=== YOUR INSTRUCTIONS ===
Although the records include pictures, print only the rest, exactly as written.

=== PROVIDED RECORDS ===
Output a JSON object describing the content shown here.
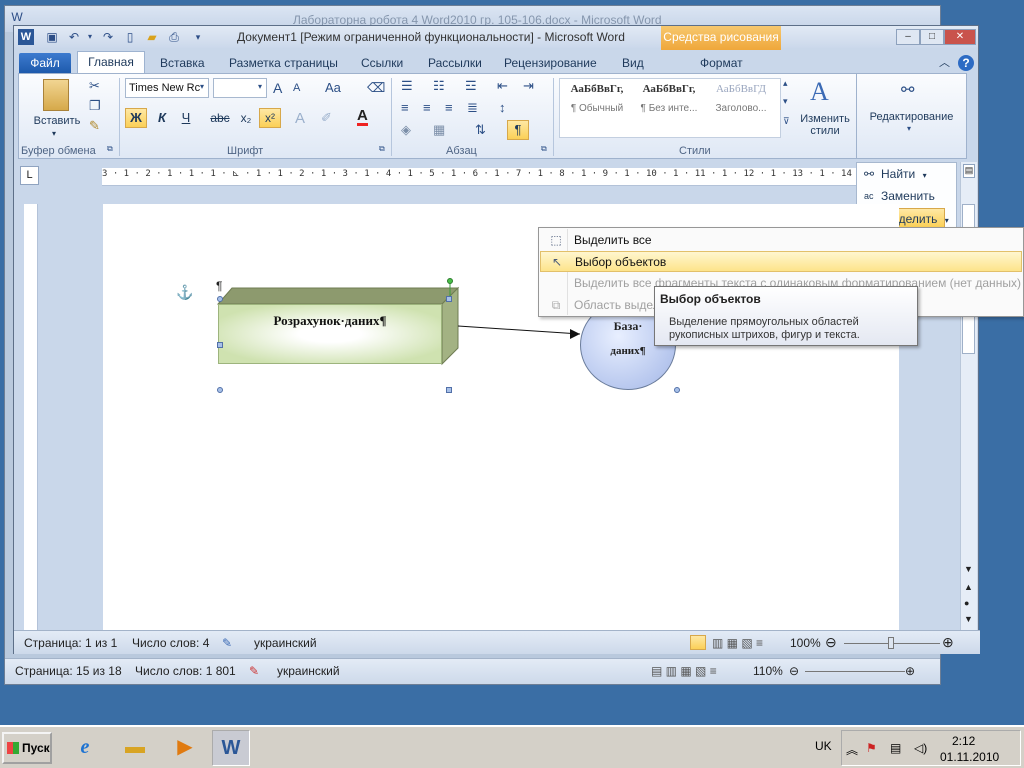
{
  "back_window": {
    "title": "Лабораторна робота 4 Word2010 гр. 105-106.docx - Microsoft Word",
    "status": {
      "page": "Страница: 15 из 18",
      "words": "Число слов: 1 801",
      "language": "украинский",
      "zoom": "110%"
    }
  },
  "window": {
    "title": "Документ1 [Режим ограниченной функциональности] - Microsoft Word",
    "context_title": "Средства рисования",
    "controls": {
      "minimize": "–",
      "maximize": "□",
      "close": "✕"
    }
  },
  "tabs": [
    "Файл",
    "Главная",
    "Вставка",
    "Разметка страницы",
    "Ссылки",
    "Рассылки",
    "Рецензирование",
    "Вид",
    "Формат"
  ],
  "active_tab": "Главная",
  "ribbon": {
    "clipboard": {
      "paste": "Вставить",
      "label": "Буфер обмена"
    },
    "font": {
      "name": "Times New Rc",
      "size": "",
      "bold": "Ж",
      "italic": "К",
      "underline": "Ч",
      "strike": "abc",
      "subscript": "x₂",
      "superscript": "x²",
      "grow": "A",
      "shrink": "A",
      "case": "Aa",
      "label": "Шрифт"
    },
    "paragraph": {
      "pilcrow": "¶",
      "label": "Абзац"
    },
    "styles": {
      "items": [
        {
          "sample": "АаБбВвГг,",
          "name": "¶ Обычный"
        },
        {
          "sample": "АаБбВвГг,",
          "name": "¶ Без инте..."
        },
        {
          "sample": "АаБбВвГД",
          "name": "Заголово..."
        }
      ],
      "change": "Изменить стили",
      "label": "Стили"
    },
    "editing": {
      "label": "Редактирование",
      "find": "Найти",
      "replace": "Заменить",
      "select": "Выделить"
    }
  },
  "ruler": "3 · 1 · 2 · 1 · 1 · 1 · ⊾ · 1 · 1 · 2 · 1 · 3 · 1 · 4 · 1 · 5 · 1 · 6 · 1 · 7 · 1 · 8 · 1 · 9 · 1 · 10 · 1 · 11 · 1 · 12 · 1 · 13 · 1 · 14 · 1 · 15 · 1 · 16 · 1",
  "document": {
    "pilcrow": "¶",
    "anchor": "⚓",
    "box_text": "Розрахунок·даних¶",
    "circle_line1": "База·",
    "circle_line2": "даних¶"
  },
  "select_menu": {
    "items": [
      {
        "label": "Выделить все",
        "icon": "select-all-icon",
        "disabled": false
      },
      {
        "label": "Выбор объектов",
        "icon": "cursor-arrow-icon",
        "disabled": false,
        "highlighted": true
      },
      {
        "label": "Выделить все фрагменты текста с одинаковым форматированием (нет данных)",
        "icon": "",
        "disabled": true
      },
      {
        "label": "Область выдел",
        "icon": "selection-pane-icon",
        "disabled": true
      }
    ]
  },
  "tooltip": {
    "title": "Выбор объектов",
    "body": "Выделение прямоугольных областей рукописных штрихов, фигур и текста."
  },
  "status": {
    "page": "Страница: 1 из 1",
    "words": "Число слов: 4",
    "language": "украинский",
    "zoom": "100%"
  },
  "taskbar": {
    "start": "Пуск",
    "lang": "UK",
    "time": "2:12",
    "date": "01.11.2010"
  },
  "colors": {
    "file_tab": "#1e5aac",
    "context_tab": "#efa73b",
    "menu_highlight": "#fde48b",
    "desktop": "#3a6ea5"
  }
}
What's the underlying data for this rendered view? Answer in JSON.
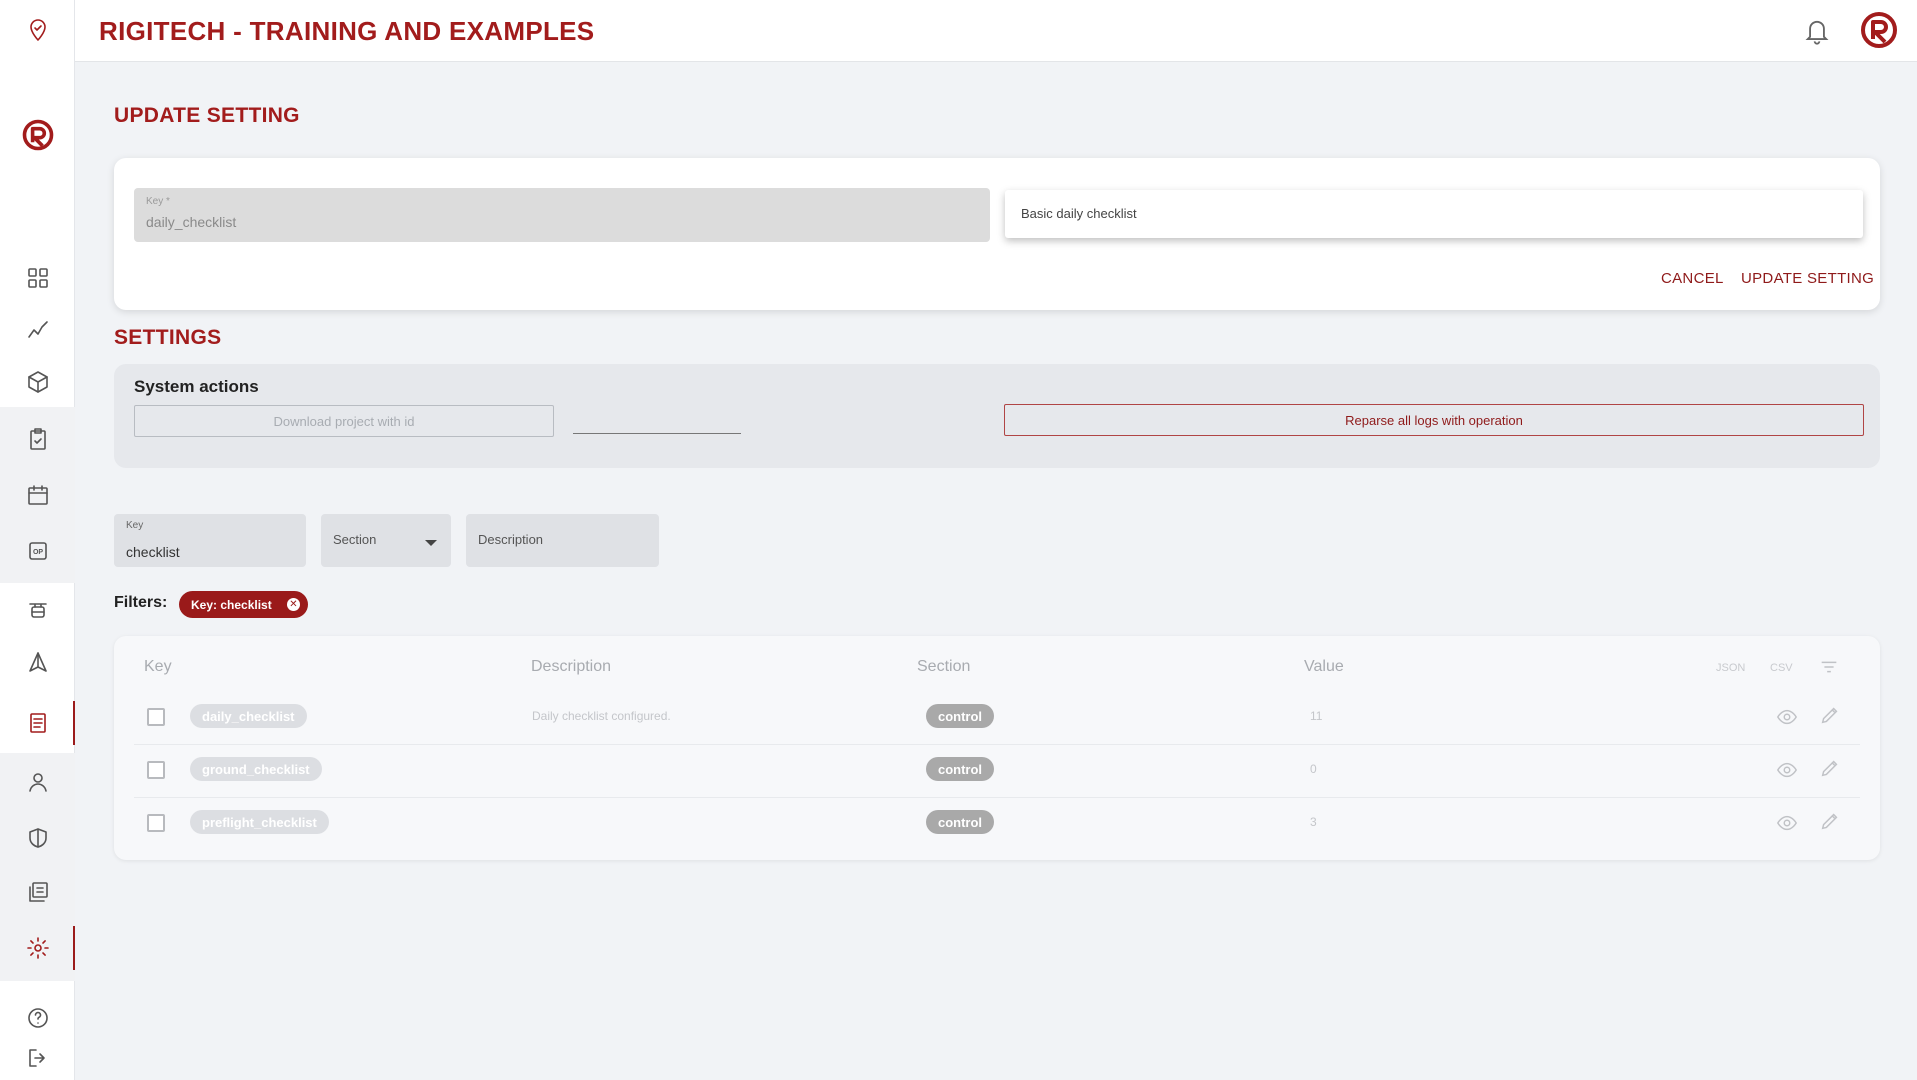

=== ANSWER SECTION ===
Output a JSON object describing the content shown here.
{
  "back_window": {
    "title": "Лабораторна робота 4 Word2010 гр. 105-106.docx - Microsoft Word",
    "status": {
      "page": "Страница: 15 из 18",
      "words": "Число слов: 1 801",
      "language": "украинский",
      "zoom": "110%"
    }
  },
  "window": {
    "title": "Документ1 [Режим ограниченной функциональности] - Microsoft Word",
    "context_title": "Средства рисования",
    "controls": {
      "minimize": "–",
      "maximize": "□",
      "close": "✕"
    }
  },
  "tabs": [
    "Файл",
    "Главная",
    "Вставка",
    "Разметка страницы",
    "Ссылки",
    "Рассылки",
    "Рецензирование",
    "Вид",
    "Формат"
  ],
  "active_tab": "Главная",
  "ribbon": {
    "clipboard": {
      "paste": "Вставить",
      "label": "Буфер обмена"
    },
    "font": {
      "name": "Times New Rc",
      "size": "",
      "bold": "Ж",
      "italic": "К",
      "underline": "Ч",
      "strike": "abc",
      "subscript": "x₂",
      "superscript": "x²",
      "grow": "A",
      "shrink": "A",
      "case": "Aa",
      "label": "Шрифт"
    },
    "paragraph": {
      "pilcrow": "¶",
      "label": "Абзац"
    },
    "styles": {
      "items": [
        {
          "sample": "АаБбВвГг,",
          "name": "¶ Обычный"
        },
        {
          "sample": "АаБбВвГг,",
          "name": "¶ Без инте..."
        },
        {
          "sample": "АаБбВвГД",
          "name": "Заголово..."
        }
      ],
      "change": "Изменить стили",
      "label": "Стили"
    },
    "editing": {
      "label": "Редактирование",
      "find": "Найти",
      "replace": "Заменить",
      "select": "Выделить"
    }
  },
  "ruler": "3 · 1 · 2 · 1 · 1 · 1 · ⊾ · 1 · 1 · 2 · 1 · 3 · 1 · 4 · 1 · 5 · 1 · 6 · 1 · 7 · 1 · 8 · 1 · 9 · 1 · 10 · 1 · 11 · 1 · 12 · 1 · 13 · 1 · 14 · 1 · 15 · 1 · 16 · 1",
  "document": {
    "pilcrow": "¶",
    "anchor": "⚓",
    "box_text": "Розрахунок·даних¶",
    "circle_line1": "База·",
    "circle_line2": "даних¶"
  },
  "select_menu": {
    "items": [
      {
        "label": "Выделить все",
        "icon": "select-all-icon",
        "disabled": false
      },
      {
        "label": "Выбор объектов",
        "icon": "cursor-arrow-icon",
        "disabled": false,
        "highlighted": true
      },
      {
        "label": "Выделить все фрагменты текста с одинаковым форматированием (нет данных)",
        "icon": "",
        "disabled": true
      },
      {
        "label": "Область выдел",
        "icon": "selection-pane-icon",
        "disabled": true
      }
    ]
  },
  "tooltip": {
    "title": "Выбор объектов",
    "body": "Выделение прямоугольных областей рукописных штрихов, фигур и текста."
  },
  "status": {
    "page": "Страница: 1 из 1",
    "words": "Число слов: 4",
    "language": "украинский",
    "zoom": "100%"
  },
  "taskbar": {
    "start": "Пуск",
    "lang": "UK",
    "time": "2:12",
    "date": "01.11.2010"
  },
  "colors": {
    "file_tab": "#1e5aac",
    "context_tab": "#efa73b",
    "menu_highlight": "#fde48b",
    "desktop": "#3a6ea5"
  }
}
What's the underlying data for this rendered view? Answer in JSON.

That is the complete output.